An exact copy of all the data is required, with pictures left out.

[Information given Boundary: Start]

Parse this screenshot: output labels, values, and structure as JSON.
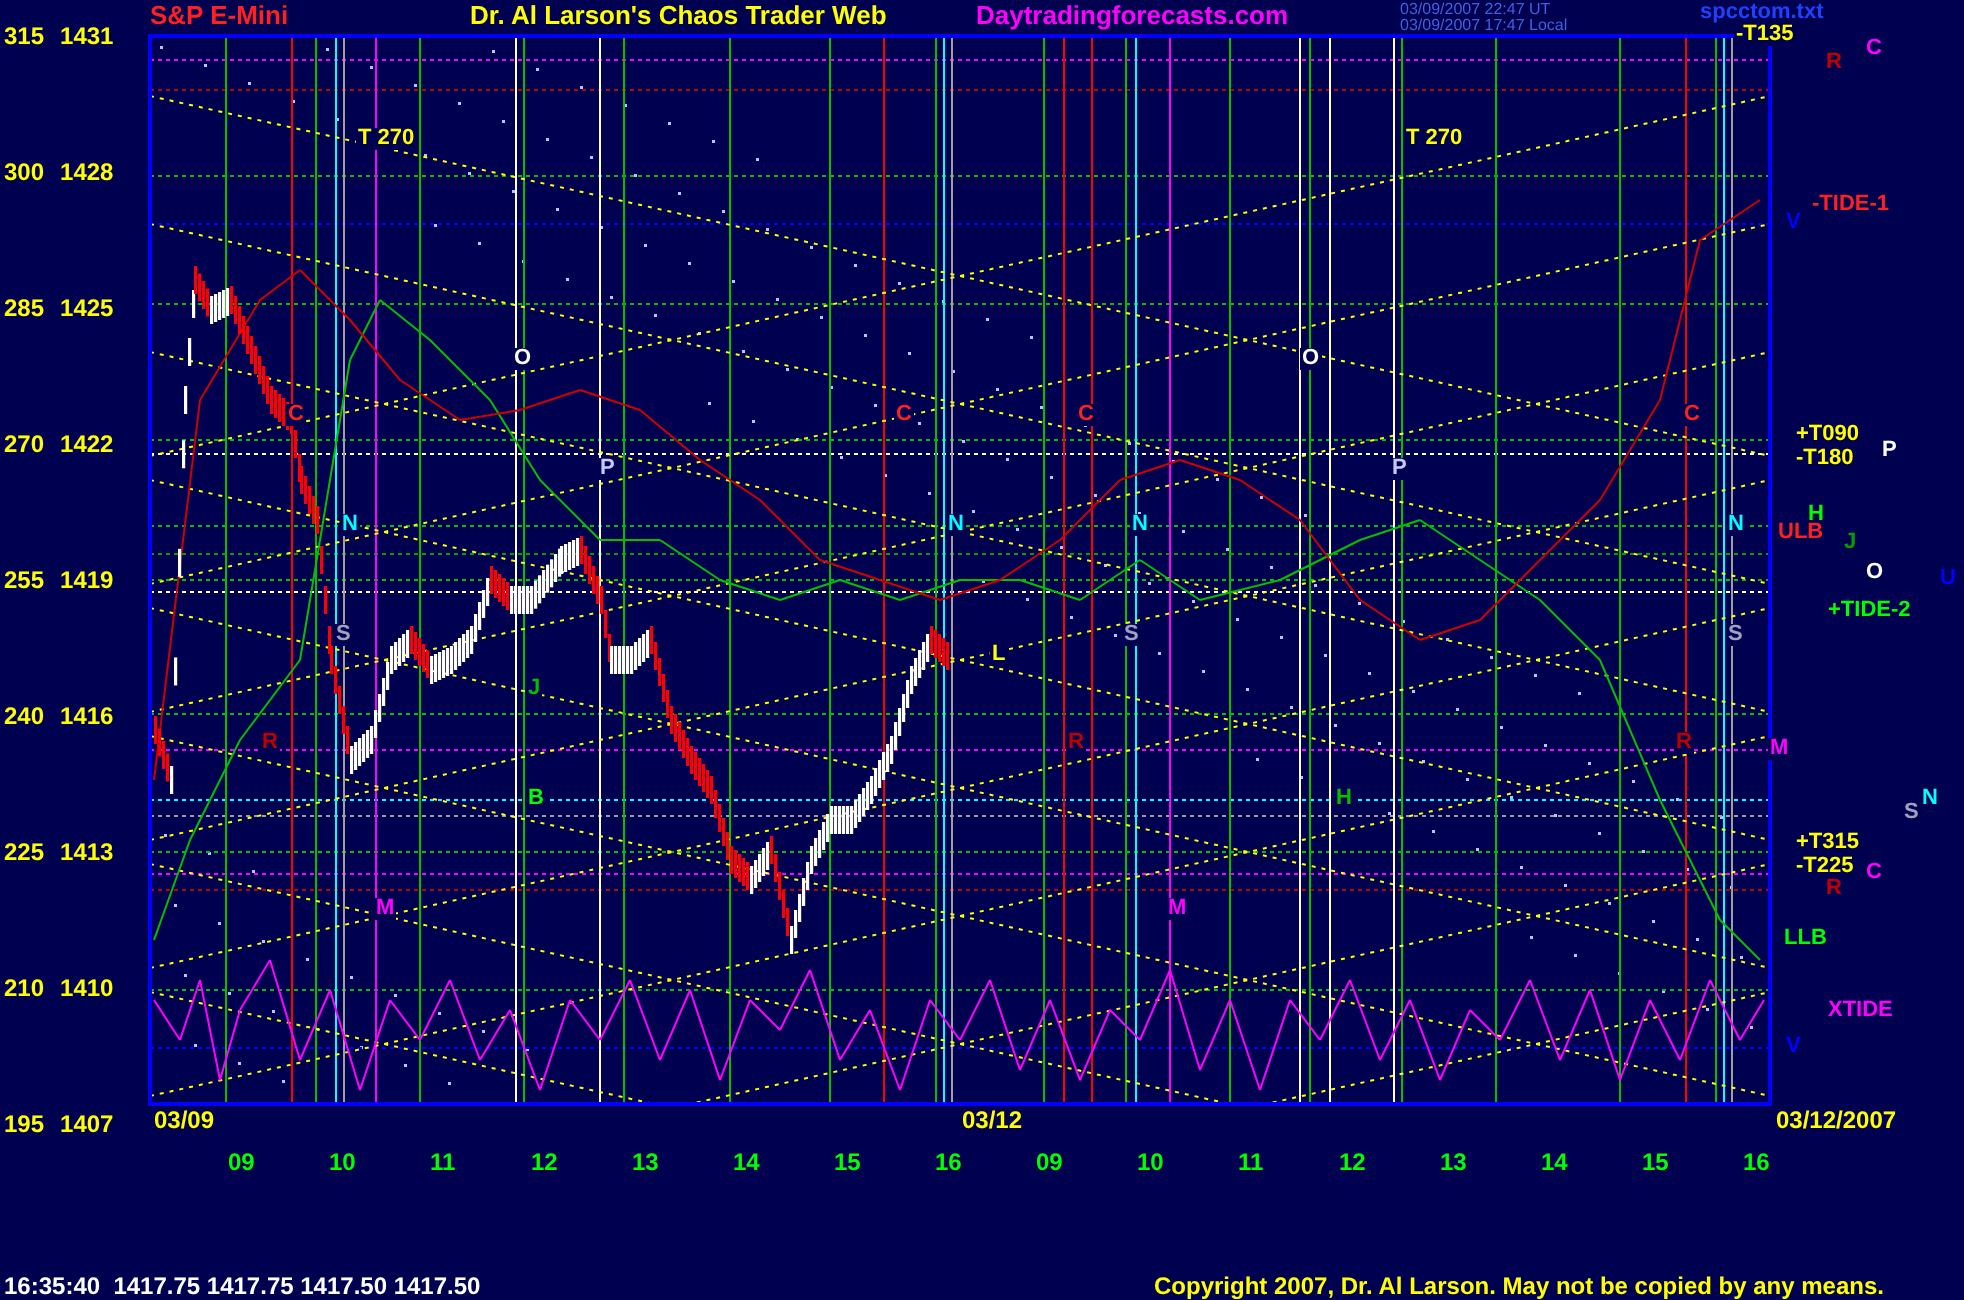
{
  "header": {
    "symbol": "S&P E-Mini",
    "title": "Dr. Al Larson's Chaos Trader Web",
    "site": "Daytradingforecasts.com",
    "timestamps": [
      "03/09/2007 22:47 UT",
      "03/09/2007 17:47 Local"
    ],
    "file": "spcctom.txt"
  },
  "y_axis_labels": [
    {
      "angle": "315",
      "price": "1431"
    },
    {
      "angle": "300",
      "price": "1428"
    },
    {
      "angle": "285",
      "price": "1425"
    },
    {
      "angle": "270",
      "price": "1422"
    },
    {
      "angle": "255",
      "price": "1419"
    },
    {
      "angle": "240",
      "price": "1416"
    },
    {
      "angle": "225",
      "price": "1413"
    },
    {
      "angle": "210",
      "price": "1410"
    },
    {
      "angle": "195",
      "price": "1407"
    }
  ],
  "x_axis_labels": [
    "09",
    "10",
    "11",
    "12",
    "13",
    "14",
    "15",
    "16",
    "09",
    "10",
    "11",
    "12",
    "13",
    "14",
    "15",
    "16"
  ],
  "date_labels": [
    "03/09",
    "03/12",
    "03/12/2007"
  ],
  "annotations": [
    {
      "text": "T 270",
      "color": "#ffff00"
    },
    {
      "text": "O",
      "color": "#ffffff"
    },
    {
      "text": "P",
      "color": "#c8c8ff"
    },
    {
      "text": "C",
      "color": "#ff2020"
    },
    {
      "text": "N",
      "color": "#00ffff"
    },
    {
      "text": "S",
      "color": "#a0a0c0"
    },
    {
      "text": "J",
      "color": "#00c000"
    },
    {
      "text": "R",
      "color": "#c00000"
    },
    {
      "text": "B",
      "color": "#00ff00"
    },
    {
      "text": "M",
      "color": "#ff00ff"
    },
    {
      "text": "C",
      "color": "#ff2020"
    },
    {
      "text": "N",
      "color": "#00ffff"
    },
    {
      "text": "R",
      "color": "#c00000"
    },
    {
      "text": "L",
      "color": "#ffff00"
    },
    {
      "text": "C",
      "color": "#ff2020"
    },
    {
      "text": "N",
      "color": "#00ffff"
    },
    {
      "text": "S",
      "color": "#a0a0c0"
    },
    {
      "text": "M",
      "color": "#ff00ff"
    },
    {
      "text": "T 270",
      "color": "#ffff00"
    },
    {
      "text": "O",
      "color": "#ffffff"
    },
    {
      "text": "P",
      "color": "#c8c8ff"
    },
    {
      "text": "H",
      "color": "#00c000"
    },
    {
      "text": "C",
      "color": "#ff2020"
    },
    {
      "text": "N",
      "color": "#00ffff"
    },
    {
      "text": "S",
      "color": "#a0a0c0"
    },
    {
      "text": "R",
      "color": "#c00000"
    },
    {
      "text": "-T135",
      "color": "#ffff00"
    },
    {
      "text": "C",
      "color": "#ff00ff"
    },
    {
      "text": "R",
      "color": "#c00000"
    },
    {
      "text": "-TIDE-1",
      "color": "#ff2020"
    },
    {
      "text": "V",
      "color": "#0000ff"
    },
    {
      "text": "+T090",
      "color": "#ffff00"
    },
    {
      "text": "-T180",
      "color": "#ffff00"
    },
    {
      "text": "P",
      "color": "#ffffff"
    },
    {
      "text": "H",
      "color": "#00ff00"
    },
    {
      "text": "ULB",
      "color": "#ff2020"
    },
    {
      "text": "J",
      "color": "#00a000"
    },
    {
      "text": "O",
      "color": "#ffffff"
    },
    {
      "text": "U",
      "color": "#0000ff"
    },
    {
      "text": "+TIDE-2",
      "color": "#00ff00"
    },
    {
      "text": "M",
      "color": "#ff00ff"
    },
    {
      "text": "N",
      "color": "#00ffff"
    },
    {
      "text": "S",
      "color": "#a0a0c0"
    },
    {
      "text": "+T315",
      "color": "#ffff00"
    },
    {
      "text": "-T225",
      "color": "#ffff00"
    },
    {
      "text": "C",
      "color": "#ff00ff"
    },
    {
      "text": "R",
      "color": "#c00000"
    },
    {
      "text": "LLB",
      "color": "#00ff00"
    },
    {
      "text": "XTIDE",
      "color": "#ff00ff"
    },
    {
      "text": "V",
      "color": "#0000ff"
    }
  ],
  "status_bar": {
    "quote": "16:35:40  1417.75 1417.75 1417.50 1417.50",
    "copyright": "Copyright 2007, Dr. Al Larson. May not be copied by any means."
  }
}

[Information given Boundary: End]

> Answer to this task:
Parse this screenshot: output labels, values, and structure as JSON.
{
  "header": {
    "symbol": "S&P E-Mini",
    "title": "Dr. Al Larson's Chaos Trader Web",
    "site": "Daytradingforecasts.com",
    "timestamps": [
      "03/09/2007 22:47 UT",
      "03/09/2007 17:47 Local"
    ],
    "file": "spcctom.txt"
  },
  "y_axis_labels": [
    {
      "angle": "315",
      "price": "1431"
    },
    {
      "angle": "300",
      "price": "1428"
    },
    {
      "angle": "285",
      "price": "1425"
    },
    {
      "angle": "270",
      "price": "1422"
    },
    {
      "angle": "255",
      "price": "1419"
    },
    {
      "angle": "240",
      "price": "1416"
    },
    {
      "angle": "225",
      "price": "1413"
    },
    {
      "angle": "210",
      "price": "1410"
    },
    {
      "angle": "195",
      "price": "1407"
    }
  ],
  "x_axis_labels": [
    "09",
    "10",
    "11",
    "12",
    "13",
    "14",
    "15",
    "16",
    "09",
    "10",
    "11",
    "12",
    "13",
    "14",
    "15",
    "16"
  ],
  "date_labels": [
    "03/09",
    "03/12",
    "03/12/2007"
  ],
  "annotations": [
    {
      "text": "T 270",
      "color": "#ffff00"
    },
    {
      "text": "O",
      "color": "#ffffff"
    },
    {
      "text": "P",
      "color": "#c8c8ff"
    },
    {
      "text": "C",
      "color": "#ff2020"
    },
    {
      "text": "N",
      "color": "#00ffff"
    },
    {
      "text": "S",
      "color": "#a0a0c0"
    },
    {
      "text": "J",
      "color": "#00c000"
    },
    {
      "text": "R",
      "color": "#c00000"
    },
    {
      "text": "B",
      "color": "#00ff00"
    },
    {
      "text": "M",
      "color": "#ff00ff"
    },
    {
      "text": "C",
      "color": "#ff2020"
    },
    {
      "text": "N",
      "color": "#00ffff"
    },
    {
      "text": "R",
      "color": "#c00000"
    },
    {
      "text": "L",
      "color": "#ffff00"
    },
    {
      "text": "C",
      "color": "#ff2020"
    },
    {
      "text": "N",
      "color": "#00ffff"
    },
    {
      "text": "S",
      "color": "#a0a0c0"
    },
    {
      "text": "M",
      "color": "#ff00ff"
    },
    {
      "text": "T 270",
      "color": "#ffff00"
    },
    {
      "text": "O",
      "color": "#ffffff"
    },
    {
      "text": "P",
      "color": "#c8c8ff"
    },
    {
      "text": "H",
      "color": "#00c000"
    },
    {
      "text": "C",
      "color": "#ff2020"
    },
    {
      "text": "N",
      "color": "#00ffff"
    },
    {
      "text": "S",
      "color": "#a0a0c0"
    },
    {
      "text": "R",
      "color": "#c00000"
    },
    {
      "text": "-T135",
      "color": "#ffff00"
    },
    {
      "text": "C",
      "color": "#ff00ff"
    },
    {
      "text": "R",
      "color": "#c00000"
    },
    {
      "text": "-TIDE-1",
      "color": "#ff2020"
    },
    {
      "text": "V",
      "color": "#0000ff"
    },
    {
      "text": "+T090",
      "color": "#ffff00"
    },
    {
      "text": "-T180",
      "color": "#ffff00"
    },
    {
      "text": "P",
      "color": "#ffffff"
    },
    {
      "text": "H",
      "color": "#00ff00"
    },
    {
      "text": "ULB",
      "color": "#ff2020"
    },
    {
      "text": "J",
      "color": "#00a000"
    },
    {
      "text": "O",
      "color": "#ffffff"
    },
    {
      "text": "U",
      "color": "#0000ff"
    },
    {
      "text": "+TIDE-2",
      "color": "#00ff00"
    },
    {
      "text": "M",
      "color": "#ff00ff"
    },
    {
      "text": "N",
      "color": "#00ffff"
    },
    {
      "text": "S",
      "color": "#a0a0c0"
    },
    {
      "text": "+T315",
      "color": "#ffff00"
    },
    {
      "text": "-T225",
      "color": "#ffff00"
    },
    {
      "text": "C",
      "color": "#ff00ff"
    },
    {
      "text": "R",
      "color": "#c00000"
    },
    {
      "text": "LLB",
      "color": "#00ff00"
    },
    {
      "text": "XTIDE",
      "color": "#ff00ff"
    },
    {
      "text": "V",
      "color": "#0000ff"
    }
  ],
  "status_bar": {
    "quote": "16:35:40  1417.75 1417.75 1417.50 1417.50",
    "copyright": "Copyright 2007, Dr. Al Larson. May not be copied by any means."
  }
}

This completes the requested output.